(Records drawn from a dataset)

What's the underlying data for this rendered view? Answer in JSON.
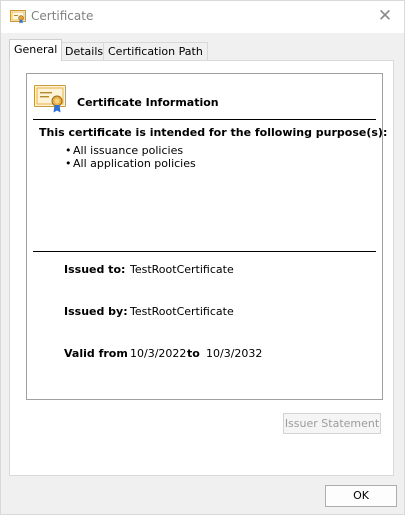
{
  "window": {
    "title": "Certificate",
    "close_glyph": "✕"
  },
  "tabs": [
    {
      "label": "General",
      "active": true
    },
    {
      "label": "Details",
      "active": false
    },
    {
      "label": "Certification Path",
      "active": false
    }
  ],
  "info": {
    "heading": "Certificate Information",
    "purpose_heading": "This certificate is intended for the following purpose(s):",
    "purposes": [
      "All issuance policies",
      "All application policies"
    ],
    "issued_to_label": "Issued to:",
    "issued_to_value": "TestRootCertificate",
    "issued_by_label": "Issued by:",
    "issued_by_value": "TestRootCertificate",
    "valid_from_label": "Valid from",
    "valid_from_value": "10/3/2022",
    "valid_to_label": "to",
    "valid_to_value": "10/3/2032"
  },
  "buttons": {
    "issuer_statement": "Issuer Statement",
    "ok": "OK"
  },
  "icons": {
    "title": "certificate-icon",
    "info": "certificate-ribbon-icon",
    "close": "close-icon"
  },
  "colors": {
    "title_text": "#808080",
    "disabled_text": "#9c9c9c",
    "cert_gold": "#e7b14a"
  }
}
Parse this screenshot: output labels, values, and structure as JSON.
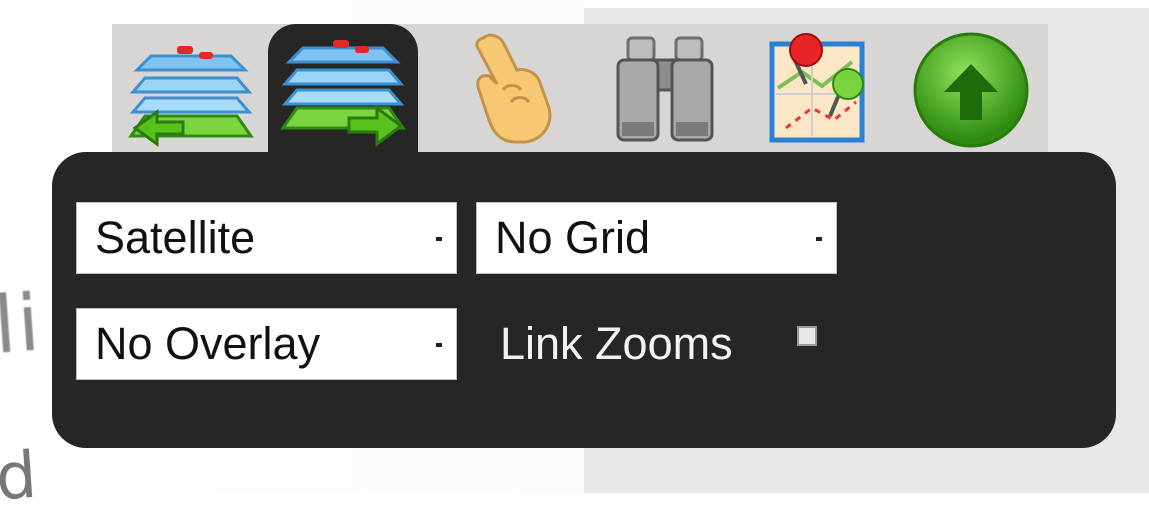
{
  "background": {
    "left_text_1": "li",
    "left_text_2": "d"
  },
  "toolbar": {
    "tools": [
      {
        "icon": "layers-back-icon",
        "active": false
      },
      {
        "icon": "layers-forward-icon",
        "active": true
      },
      {
        "icon": "pointing-hand-icon",
        "active": false
      },
      {
        "icon": "binoculars-icon",
        "active": false
      },
      {
        "icon": "map-pins-icon",
        "active": false
      },
      {
        "icon": "up-arrow-circle-icon",
        "active": false
      }
    ]
  },
  "panel": {
    "map_type_select": {
      "value": "Satellite"
    },
    "grid_select": {
      "value": "No Grid"
    },
    "overlay_select": {
      "value": "No Overlay"
    },
    "link_zooms": {
      "label": "Link Zooms",
      "checked": false
    }
  },
  "colors": {
    "panel_bg": "#262626",
    "toolbar_bg": "#d7d6d4",
    "right_bg": "#e9e8e6",
    "green_accent": "#3aa60c",
    "red_pin": "#d61f1f"
  }
}
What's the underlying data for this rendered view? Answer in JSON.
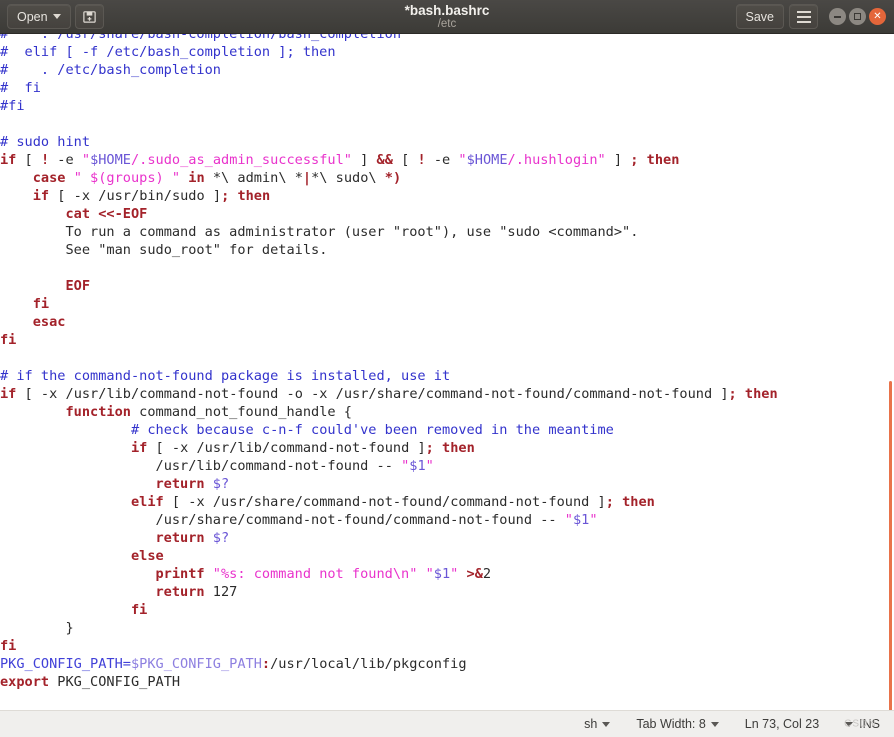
{
  "window": {
    "title": "*bash.bashrc",
    "subtitle": "/etc",
    "open_label": "Open",
    "save_label": "Save",
    "save_as_icon": "save-as-icon",
    "menu_icon": "hamburger-menu-icon",
    "minimize_icon": "minimize-icon",
    "maximize_icon": "maximize-icon",
    "close_icon": "close-icon",
    "accent_color": "#e4663a"
  },
  "statusbar": {
    "language": "sh",
    "tab_width": "Tab Width: 8",
    "cursor": "Ln 73, Col 23",
    "insert_mode": "INS",
    "watermark": "CSDN"
  },
  "editor": {
    "scrollbar_color": "#e9734a",
    "background": "#ffffff",
    "colors": {
      "comment": "#3333cc",
      "keyword": "#a3222a",
      "string": "#e933cc",
      "variable": "#6a56d6",
      "text": "#2b2b2b"
    },
    "lines": [
      "#    . /usr/share/bash-completion/bash_completion",
      "#  elif [ -f /etc/bash_completion ]; then",
      "#    . /etc/bash_completion",
      "#  fi",
      "#fi",
      "",
      "# sudo hint",
      "if [ ! -e \"$HOME/.sudo_as_admin_successful\" ] && [ ! -e \"$HOME/.hushlogin\" ] ; then",
      "    case \" $(groups) \" in *\\ admin\\ *|*\\ sudo\\ *)",
      "    if [ -x /usr/bin/sudo ]; then",
      "        cat <<-EOF",
      "        To run a command as administrator (user \"root\"), use \"sudo <command>\".",
      "        See \"man sudo_root\" for details.",
      "",
      "        EOF",
      "    fi",
      "    esac",
      "fi",
      "",
      "# if the command-not-found package is installed, use it",
      "if [ -x /usr/lib/command-not-found -o -x /usr/share/command-not-found/command-not-found ]; then",
      "        function command_not_found_handle {",
      "                # check because c-n-f could've been removed in the meantime",
      "                if [ -x /usr/lib/command-not-found ]; then",
      "                   /usr/lib/command-not-found -- \"$1\"",
      "                   return $?",
      "                elif [ -x /usr/share/command-not-found/command-not-found ]; then",
      "                   /usr/share/command-not-found/command-not-found -- \"$1\"",
      "                   return $?",
      "                else",
      "                   printf \"%s: command not found\\n\" \"$1\" >&2",
      "                   return 127",
      "                fi",
      "        }",
      "fi",
      "PKG_CONFIG_PATH=$PKG_CONFIG_PATH:/usr/local/lib/pkgconfig",
      "export PKG_CONFIG_PATH"
    ]
  }
}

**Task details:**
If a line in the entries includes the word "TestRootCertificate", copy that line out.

**Output for this exercise:**
    "issued_to_value": "TestRootCertificate",
    "issued_by_value": "TestRootCertificate",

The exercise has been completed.